◆ Extracted records
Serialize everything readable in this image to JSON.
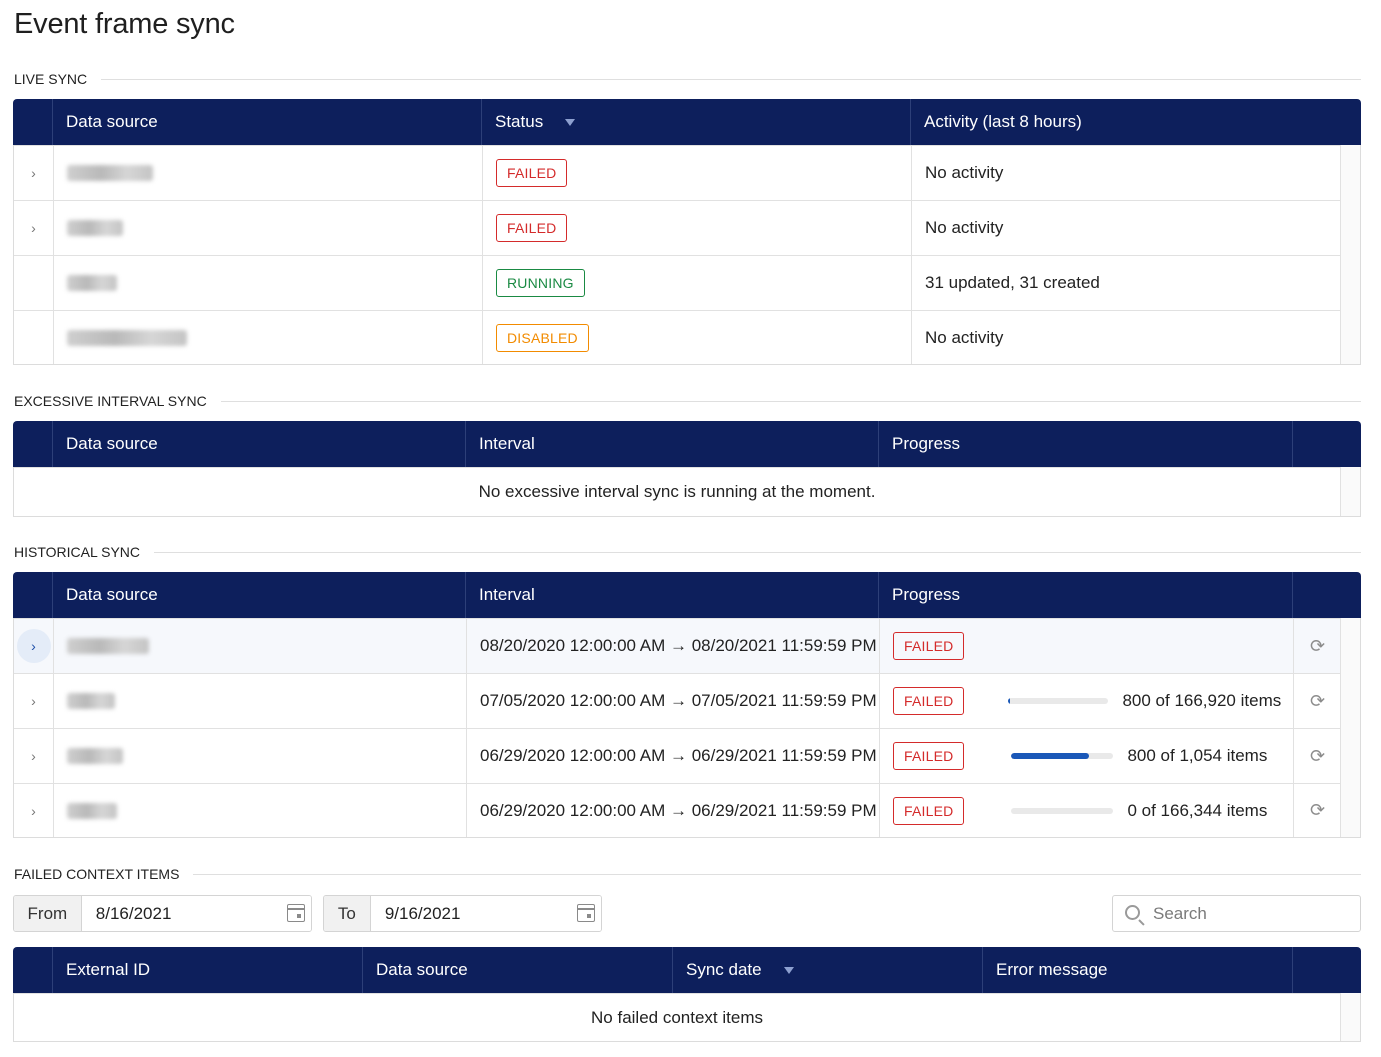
{
  "page": {
    "title": "Event frame sync"
  },
  "live_sync": {
    "section_label": "LIVE SYNC",
    "columns": {
      "data_source": "Data source",
      "status": "Status",
      "activity": "Activity (last 8 hours)"
    },
    "rows": [
      {
        "status": "FAILED",
        "activity": "No activity",
        "expandable": true
      },
      {
        "status": "FAILED",
        "activity": "No activity",
        "expandable": true
      },
      {
        "status": "RUNNING",
        "activity": "31 updated, 31 created",
        "expandable": false
      },
      {
        "status": "DISABLED",
        "activity": "No activity",
        "expandable": false
      }
    ]
  },
  "excessive_sync": {
    "section_label": "EXCESSIVE INTERVAL SYNC",
    "columns": {
      "data_source": "Data source",
      "interval": "Interval",
      "progress": "Progress"
    },
    "empty_message": "No excessive interval sync is running at the moment."
  },
  "historical_sync": {
    "section_label": "HISTORICAL SYNC",
    "columns": {
      "data_source": "Data source",
      "interval": "Interval",
      "progress": "Progress"
    },
    "rows": [
      {
        "interval": "08/20/2020 12:00:00 AM → 08/20/2021 11:59:59 PM",
        "status": "FAILED",
        "progress_text": "",
        "progress_fraction": null
      },
      {
        "interval": "07/05/2020 12:00:00 AM → 07/05/2021 11:59:59 PM",
        "status": "FAILED",
        "progress_text": "800 of 166,920 items",
        "progress_fraction": 0.0048
      },
      {
        "interval": "06/29/2020 12:00:00 AM → 06/29/2021 11:59:59 PM",
        "status": "FAILED",
        "progress_text": "800 of 1,054 items",
        "progress_fraction": 0.759
      },
      {
        "interval": "06/29/2020 12:00:00 AM → 06/29/2021 11:59:59 PM",
        "status": "FAILED",
        "progress_text": "0 of 166,344 items",
        "progress_fraction": 0
      }
    ]
  },
  "failed_context": {
    "section_label": "FAILED CONTEXT ITEMS",
    "from_label": "From",
    "from_value": "8/16/2021",
    "to_label": "To",
    "to_value": "9/16/2021",
    "search_placeholder": "Search",
    "columns": {
      "external_id": "External ID",
      "data_source": "Data source",
      "sync_date": "Sync date",
      "error_message": "Error message"
    },
    "empty_message": "No failed context items"
  },
  "colors": {
    "header_bg": "#0d1f5c",
    "failed": "#d42b2b",
    "running": "#1a8a43",
    "disabled": "#f28b00",
    "progress_fill": "#1a58b8"
  }
}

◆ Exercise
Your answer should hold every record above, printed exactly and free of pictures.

◆ Solved exercise
Serialize everything readable in this image to JSON.
{
  "page": {
    "title": "Event frame sync"
  },
  "live_sync": {
    "section_label": "LIVE SYNC",
    "columns": {
      "data_source": "Data source",
      "status": "Status",
      "activity": "Activity (last 8 hours)"
    },
    "rows": [
      {
        "status": "FAILED",
        "activity": "No activity",
        "expandable": true
      },
      {
        "status": "FAILED",
        "activity": "No activity",
        "expandable": true
      },
      {
        "status": "RUNNING",
        "activity": "31 updated, 31 created",
        "expandable": false
      },
      {
        "status": "DISABLED",
        "activity": "No activity",
        "expandable": false
      }
    ]
  },
  "excessive_sync": {
    "section_label": "EXCESSIVE INTERVAL SYNC",
    "columns": {
      "data_source": "Data source",
      "interval": "Interval",
      "progress": "Progress"
    },
    "empty_message": "No excessive interval sync is running at the moment."
  },
  "historical_sync": {
    "section_label": "HISTORICAL SYNC",
    "columns": {
      "data_source": "Data source",
      "interval": "Interval",
      "progress": "Progress"
    },
    "rows": [
      {
        "interval": "08/20/2020 12:00:00 AM → 08/20/2021 11:59:59 PM",
        "status": "FAILED",
        "progress_text": "",
        "progress_fraction": null
      },
      {
        "interval": "07/05/2020 12:00:00 AM → 07/05/2021 11:59:59 PM",
        "status": "FAILED",
        "progress_text": "800 of 166,920 items",
        "progress_fraction": 0.0048
      },
      {
        "interval": "06/29/2020 12:00:00 AM → 06/29/2021 11:59:59 PM",
        "status": "FAILED",
        "progress_text": "800 of 1,054 items",
        "progress_fraction": 0.759
      },
      {
        "interval": "06/29/2020 12:00:00 AM → 06/29/2021 11:59:59 PM",
        "status": "FAILED",
        "progress_text": "0 of 166,344 items",
        "progress_fraction": 0
      }
    ]
  },
  "failed_context": {
    "section_label": "FAILED CONTEXT ITEMS",
    "from_label": "From",
    "from_value": "8/16/2021",
    "to_label": "To",
    "to_value": "9/16/2021",
    "search_placeholder": "Search",
    "columns": {
      "external_id": "External ID",
      "data_source": "Data source",
      "sync_date": "Sync date",
      "error_message": "Error message"
    },
    "empty_message": "No failed context items"
  },
  "colors": {
    "header_bg": "#0d1f5c",
    "failed": "#d42b2b",
    "running": "#1a8a43",
    "disabled": "#f28b00",
    "progress_fill": "#1a58b8"
  }
}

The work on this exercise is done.